"I've decided pretty much to make it a career," he said, which would mean serving until 2022. "The way things are going, I love this career field. I love the sense of doing something right. You travel, meet interesting people, go all over and protect the freedom of your country."

While there a remains a "small threat" to U.S. forces in Iraq, Denton said it is not like it was in 2005 when Anderson was wounded. His time there has included 110 missions with "small amounts of attacks on us."

When not on a mission, Denton takes college classes online -- a rule he's also laid down for the soldiers who serve under him. He is studying toward a bachelor's degree in fire science, a field he started learning about at Harper College.

                                                                                                                                                                                                                       
 

When his tour in Iraq is complete, Denton will consider several possible fields to pursue in the Army, including firefighting, recruiting, military intelligence or even entering into the officer ranks.

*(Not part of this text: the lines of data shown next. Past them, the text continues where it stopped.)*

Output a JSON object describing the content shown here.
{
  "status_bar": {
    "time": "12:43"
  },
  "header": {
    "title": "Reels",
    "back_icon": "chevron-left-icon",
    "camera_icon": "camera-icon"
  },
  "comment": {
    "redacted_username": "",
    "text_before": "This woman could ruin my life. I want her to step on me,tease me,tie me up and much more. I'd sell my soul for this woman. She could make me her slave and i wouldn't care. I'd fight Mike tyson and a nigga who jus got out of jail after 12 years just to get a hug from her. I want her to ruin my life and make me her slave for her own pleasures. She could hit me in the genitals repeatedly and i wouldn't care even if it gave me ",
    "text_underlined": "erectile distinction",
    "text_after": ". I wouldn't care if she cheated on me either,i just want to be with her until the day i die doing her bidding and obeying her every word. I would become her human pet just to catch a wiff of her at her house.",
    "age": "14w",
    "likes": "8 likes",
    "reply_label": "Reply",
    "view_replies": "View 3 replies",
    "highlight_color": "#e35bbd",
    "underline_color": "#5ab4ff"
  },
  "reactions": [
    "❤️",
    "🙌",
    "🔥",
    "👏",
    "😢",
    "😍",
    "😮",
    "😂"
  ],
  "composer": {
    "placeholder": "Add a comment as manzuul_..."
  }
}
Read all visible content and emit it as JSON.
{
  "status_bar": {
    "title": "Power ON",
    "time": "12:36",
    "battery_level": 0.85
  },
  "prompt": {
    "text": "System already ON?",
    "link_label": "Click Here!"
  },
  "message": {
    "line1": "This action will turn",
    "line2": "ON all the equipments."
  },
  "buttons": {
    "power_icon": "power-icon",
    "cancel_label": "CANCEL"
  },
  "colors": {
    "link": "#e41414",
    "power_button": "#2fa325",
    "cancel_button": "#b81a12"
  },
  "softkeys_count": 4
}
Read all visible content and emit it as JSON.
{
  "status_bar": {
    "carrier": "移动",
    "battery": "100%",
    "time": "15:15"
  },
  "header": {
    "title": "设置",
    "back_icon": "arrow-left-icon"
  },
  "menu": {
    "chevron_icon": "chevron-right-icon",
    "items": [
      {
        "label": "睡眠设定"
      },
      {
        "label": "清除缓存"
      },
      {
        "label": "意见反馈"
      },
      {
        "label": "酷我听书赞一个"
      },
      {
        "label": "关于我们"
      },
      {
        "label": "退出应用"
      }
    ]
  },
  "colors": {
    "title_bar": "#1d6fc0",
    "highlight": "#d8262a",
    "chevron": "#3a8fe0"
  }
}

His 3rd Sustainment Brigade is based in Ft. Stewart, Ga., and while he plans to visit Rolling Meadows when he gets back to the United States in April, there's incentive to spend time in Georgia, too.

His wife, Jill, who recently finished law school, is waiting for him there. They met in Florida and were married about a year and a half ago.

Both his parents are deceased, and Denton considers Sandy Jubach, who was married to his father, and her husband, John, to be his parents. And he's grateful for the support shown by family and friends in the Chicago area, who send him care packages and e-mails.

The sergeant urges those who want to help soldiers to check out Woundedwarriorproject.org or anysoldier.com

As for his current home, Denton said he is confident about Iraq's future.

"Casualties and attacks have gone down," he said. "New equipment and techniques and communications have helped minimize the threat. And we have trained the Iraqi army and police to stabilize their own country.

"I know first hand that they take it personally -- security for their own country," he added. "I think it's going to work. They're taking care of business. You could tell by how much attacks have gone down."